Exercise: Reprint the entries without altering anything.
== Exercise material
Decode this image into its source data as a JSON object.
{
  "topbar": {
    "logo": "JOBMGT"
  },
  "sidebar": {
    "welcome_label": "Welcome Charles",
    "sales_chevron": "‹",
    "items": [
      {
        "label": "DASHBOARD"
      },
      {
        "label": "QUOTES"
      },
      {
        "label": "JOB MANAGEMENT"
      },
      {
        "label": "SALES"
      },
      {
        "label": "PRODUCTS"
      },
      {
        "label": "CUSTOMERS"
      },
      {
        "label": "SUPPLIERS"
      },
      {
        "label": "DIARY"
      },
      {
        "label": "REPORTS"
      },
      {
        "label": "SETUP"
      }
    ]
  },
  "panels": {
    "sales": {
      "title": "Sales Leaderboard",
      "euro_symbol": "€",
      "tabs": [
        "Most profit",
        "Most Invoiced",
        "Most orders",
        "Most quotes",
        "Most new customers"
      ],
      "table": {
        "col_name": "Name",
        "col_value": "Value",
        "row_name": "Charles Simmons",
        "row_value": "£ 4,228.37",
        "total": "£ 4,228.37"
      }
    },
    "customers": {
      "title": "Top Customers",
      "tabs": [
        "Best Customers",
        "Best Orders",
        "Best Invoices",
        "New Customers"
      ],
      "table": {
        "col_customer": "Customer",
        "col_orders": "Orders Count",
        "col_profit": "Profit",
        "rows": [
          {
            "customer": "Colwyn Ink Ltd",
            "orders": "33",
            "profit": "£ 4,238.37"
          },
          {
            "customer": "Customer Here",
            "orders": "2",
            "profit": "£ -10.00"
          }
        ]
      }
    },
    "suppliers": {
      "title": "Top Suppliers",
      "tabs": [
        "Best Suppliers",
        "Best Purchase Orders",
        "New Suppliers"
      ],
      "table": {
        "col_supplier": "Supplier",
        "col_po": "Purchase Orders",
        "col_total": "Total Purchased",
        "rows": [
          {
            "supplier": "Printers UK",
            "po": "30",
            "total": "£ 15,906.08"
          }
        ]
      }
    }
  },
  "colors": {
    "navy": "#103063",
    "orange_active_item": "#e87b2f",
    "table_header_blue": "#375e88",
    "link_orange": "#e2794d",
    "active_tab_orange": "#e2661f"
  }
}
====
Solved problem:
Decode this image into its source data as a JSON object.
{
  "topbar": {
    "logo": "JOBMGT"
  },
  "sidebar": {
    "welcome_label": "Welcome Charles",
    "sales_chevron": "‹",
    "items": [
      {
        "label": "DASHBOARD"
      },
      {
        "label": "QUOTES"
      },
      {
        "label": "JOB MANAGEMENT"
      },
      {
        "label": "SALES"
      },
      {
        "label": "PRODUCTS"
      },
      {
        "label": "CUSTOMERS"
      },
      {
        "label": "SUPPLIERS"
      },
      {
        "label": "DIARY"
      },
      {
        "label": "REPORTS"
      },
      {
        "label": "SETUP"
      }
    ]
  },
  "panels": {
    "sales": {
      "title": "Sales Leaderboard",
      "euro_symbol": "€",
      "tabs": [
        "Most profit",
        "Most Invoiced",
        "Most orders",
        "Most quotes",
        "Most new customers"
      ],
      "table": {
        "col_name": "Name",
        "col_value": "Value",
        "row_name": "Charles Simmons",
        "row_value": "£ 4,228.37",
        "total": "£ 4,228.37"
      }
    },
    "customers": {
      "title": "Top Customers",
      "tabs": [
        "Best Customers",
        "Best Orders",
        "Best Invoices",
        "New Customers"
      ],
      "table": {
        "col_customer": "Customer",
        "col_orders": "Orders Count",
        "col_profit": "Profit",
        "rows": [
          {
            "customer": "Colwyn Ink Ltd",
            "orders": "33",
            "profit": "£ 4,238.37"
          },
          {
            "customer": "Customer Here",
            "orders": "2",
            "profit": "£ -10.00"
          }
        ]
      }
    },
    "suppliers": {
      "title": "Top Suppliers",
      "tabs": [
        "Best Suppliers",
        "Best Purchase Orders",
        "New Suppliers"
      ],
      "table": {
        "col_supplier": "Supplier",
        "col_po": "Purchase Orders",
        "col_total": "Total Purchased",
        "rows": [
          {
            "supplier": "Printers UK",
            "po": "30",
            "total": "£ 15,906.08"
          }
        ]
      }
    }
  },
  "colors": {
    "navy": "#103063",
    "orange_active_item": "#e87b2f",
    "table_header_blue": "#375e88",
    "link_orange": "#e2794d",
    "active_tab_orange": "#e2661f"
  }
}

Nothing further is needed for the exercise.